conservative estimates 4-10 more years.
883 troops have given their lives since George W. Bush announced
an end to "combat operations" on May 1, 2003.
Our President taunted the enemy on July 2, 2003, daring them to
"Bring them on." 795 of our bravest soldiers have lost their lives
since that bold challenge.
The world is safer, we were told on December 13, 2003, after Saddam
Hussein was captured. It was not safer for the 588 U. S. service
members killed since then.
We were told that there was an imminent threat. That we were in
peril. Saddam Hussein, we were warned, was a madman who possessed
the ability and intent to wreak havoc and death upon the United
States. He also had the motive and will to do it. A mushroom cloud
was the smoking gun that awaited us if we did not act. So we did.
We placed our faith in our government and our leaders to protect
us from the WMDs that were perched precariously in a foreign country,
waiting to be given away by its leader to shadowy enemies who wished
We are told that the President does not declare war lightly. It
is the most serious and deadly decision he is faced with. It is
a last resort. George W. Bush did not want to go to war, he had
to. The overwhelming evidence forced his hand. So he sent soldiers
like Sgt. Ryan Campbell, 25, who was killed on April 29th of this
Sgt. Campbell wrote his sister shortly before his death:
"We had all been led to believe that Iraq posed a serious
threat to America as well as its surrounding nations. We invaded
expecting to find weapons of mass destruction and a much more
prepared and well-trained Republican Guard waiting for us. It
is now a year later, and alas, no weapons of mass destruction
or any other real threat, for that matter."
"Just do me one big favor, ok? Don't vote for Bush. No. Just
don't do it. I would not be happy with you."
For Sgt. Campbell's sister Brooke, there is a light shining down
on her. There is a light from each of the 1000 dead that lives on
and radiates the love and life sacrificed. Individually, I hope

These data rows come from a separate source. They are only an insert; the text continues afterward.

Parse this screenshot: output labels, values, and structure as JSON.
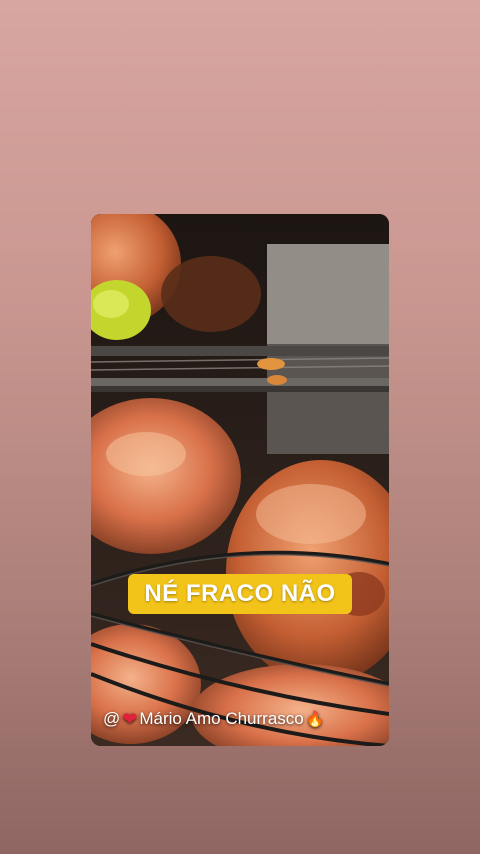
{
  "story": {
    "caption": "NÉ FRACO NÃO",
    "credit_prefix": "@",
    "credit_name": "Mário Amo Churrasco",
    "heart_icon": "❤",
    "fire_icon": "🔥"
  },
  "colors": {
    "caption_bg": "#f2c318",
    "heart": "#e0213b"
  },
  "icons": [
    "heart-icon",
    "fire-icon"
  ]
}
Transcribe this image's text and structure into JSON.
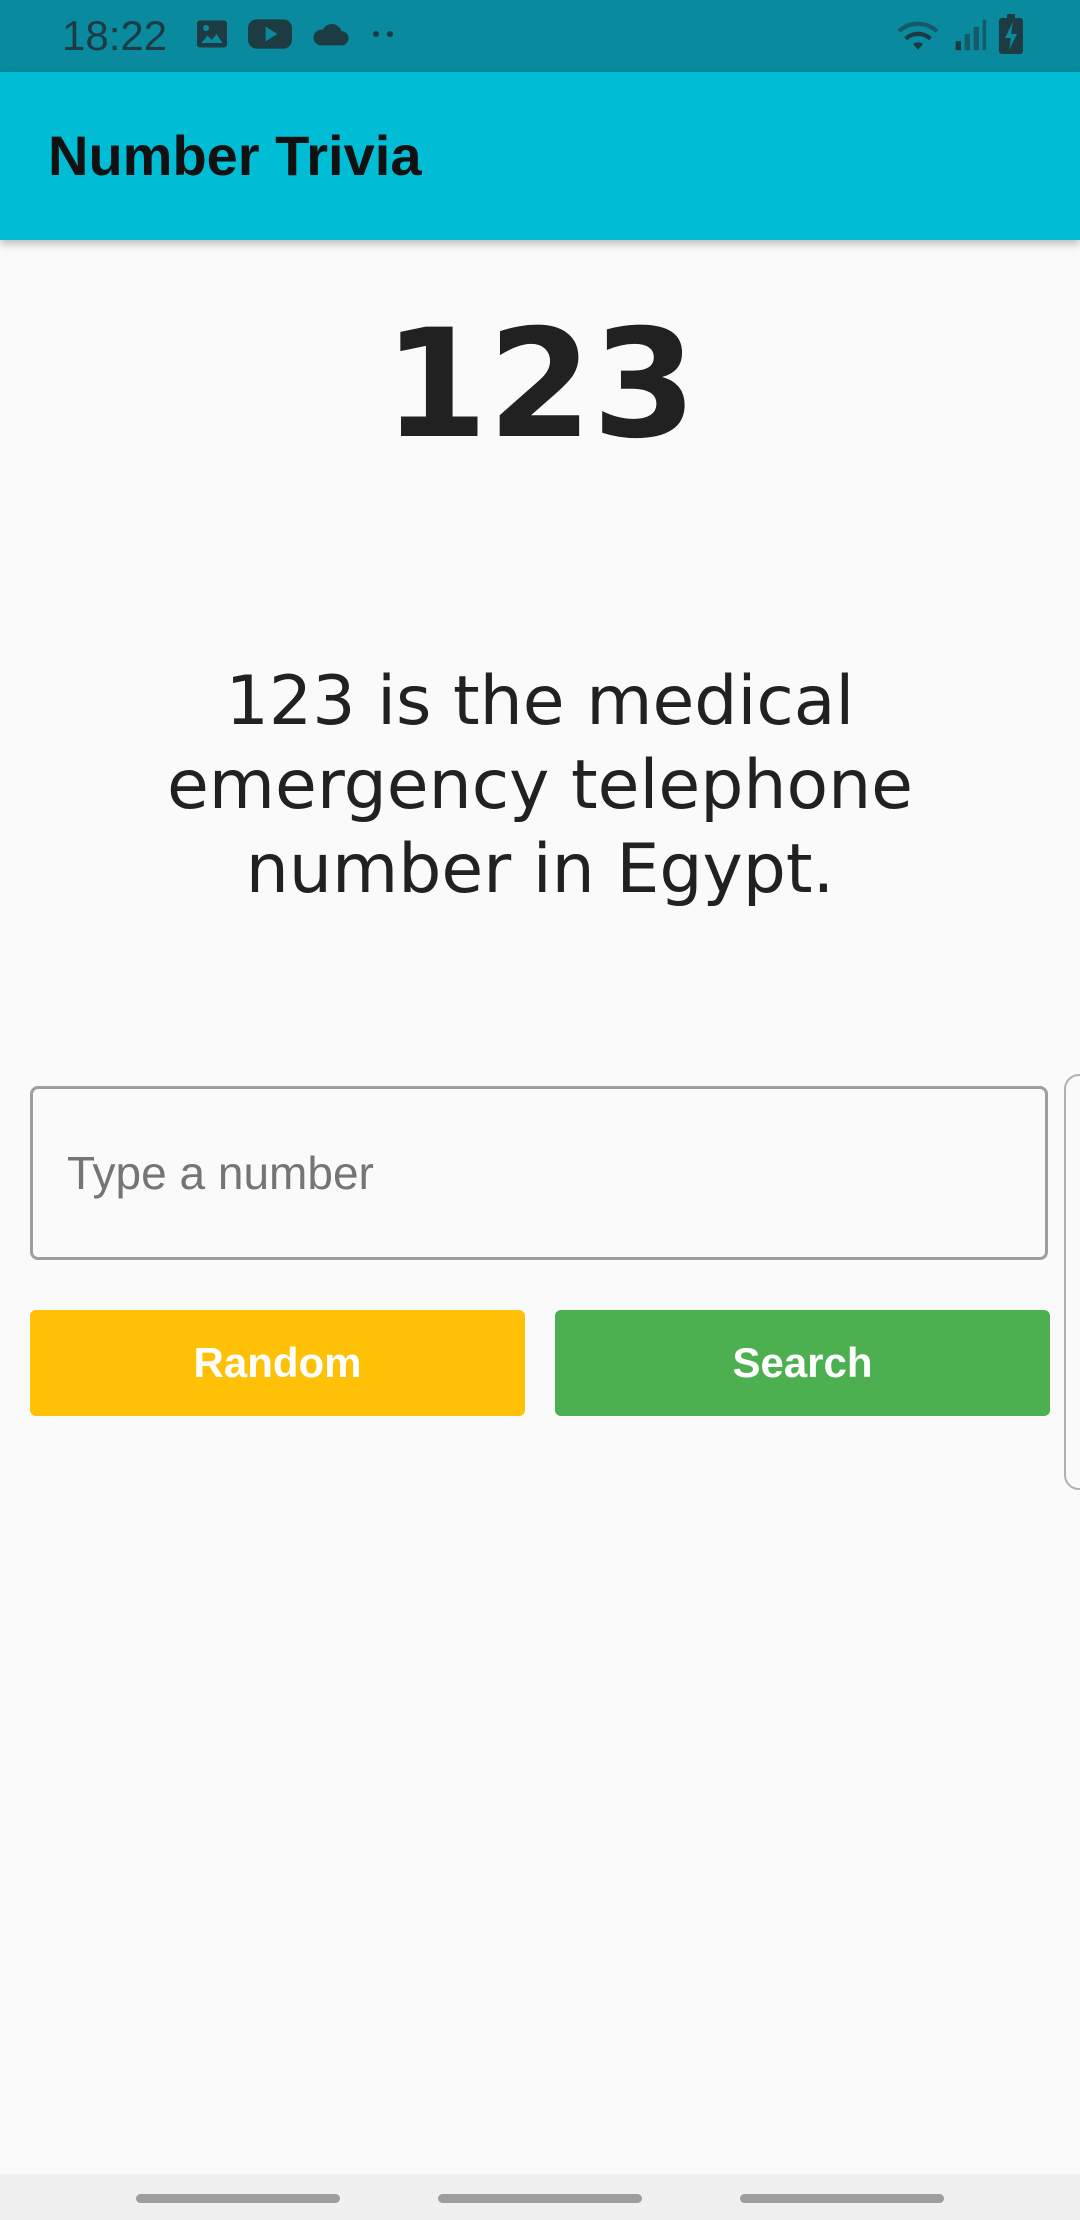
{
  "status_bar": {
    "time": "18:22",
    "left_icons": [
      "image-icon",
      "youtube-icon",
      "cloud-icon",
      "more-dots-icon"
    ],
    "right_icons": [
      "wifi-icon",
      "signal-icon",
      "battery-charging-icon"
    ]
  },
  "app_bar": {
    "title": "Number Trivia",
    "color": "#00bcd4"
  },
  "trivia": {
    "number": "123",
    "text": "123 is the medical emergency telephone number in Egypt."
  },
  "input": {
    "placeholder": "Type a number",
    "value": ""
  },
  "buttons": {
    "random_label": "Random",
    "random_color": "#ffc107",
    "search_label": "Search",
    "search_color": "#4caf50"
  }
}
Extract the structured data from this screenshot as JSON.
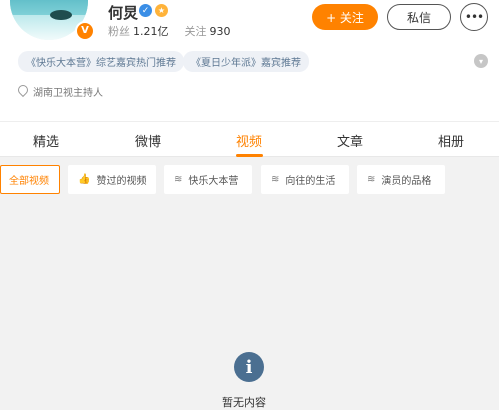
{
  "profile": {
    "name": "何炅",
    "verified_badge": "V",
    "stats": {
      "fans_label": "粉丝",
      "fans_value": "1.21亿",
      "following_label": "关注",
      "following_value": "930"
    },
    "follow_label": "+ 关注",
    "message_label": "私信",
    "more_label": "•••",
    "tags": [
      "《快乐大本营》综艺嘉宾热门推荐",
      "《夏日少年派》嘉宾推荐"
    ],
    "location_text": "湖南卫视主持人"
  },
  "tabs": [
    "精选",
    "微博",
    "视频",
    "文章",
    "相册"
  ],
  "active_tab": "视频",
  "filters": [
    {
      "label": "全部视频",
      "icon": ""
    },
    {
      "label": "赞过的视频",
      "icon": "thumb-up-icon"
    },
    {
      "label": "快乐大本营",
      "icon": "layers-icon"
    },
    {
      "label": "向往的生活",
      "icon": "layers-icon"
    },
    {
      "label": "演员的品格",
      "icon": "layers-icon"
    }
  ],
  "empty_state": {
    "icon": "info-icon",
    "text": "暂无内容"
  },
  "colors": {
    "accent": "#ff8200",
    "tag_text": "#5d7893",
    "tag_bg": "#eef1f6",
    "page_bg": "#f2f2f2",
    "info_icon": "#4b6f91"
  }
}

they cast a warm peaceful glow on those they left behind. Combined
they cast 1000 harsh awful spotlights on our President and his needless
What is 1000? There are 1000 words in this piece.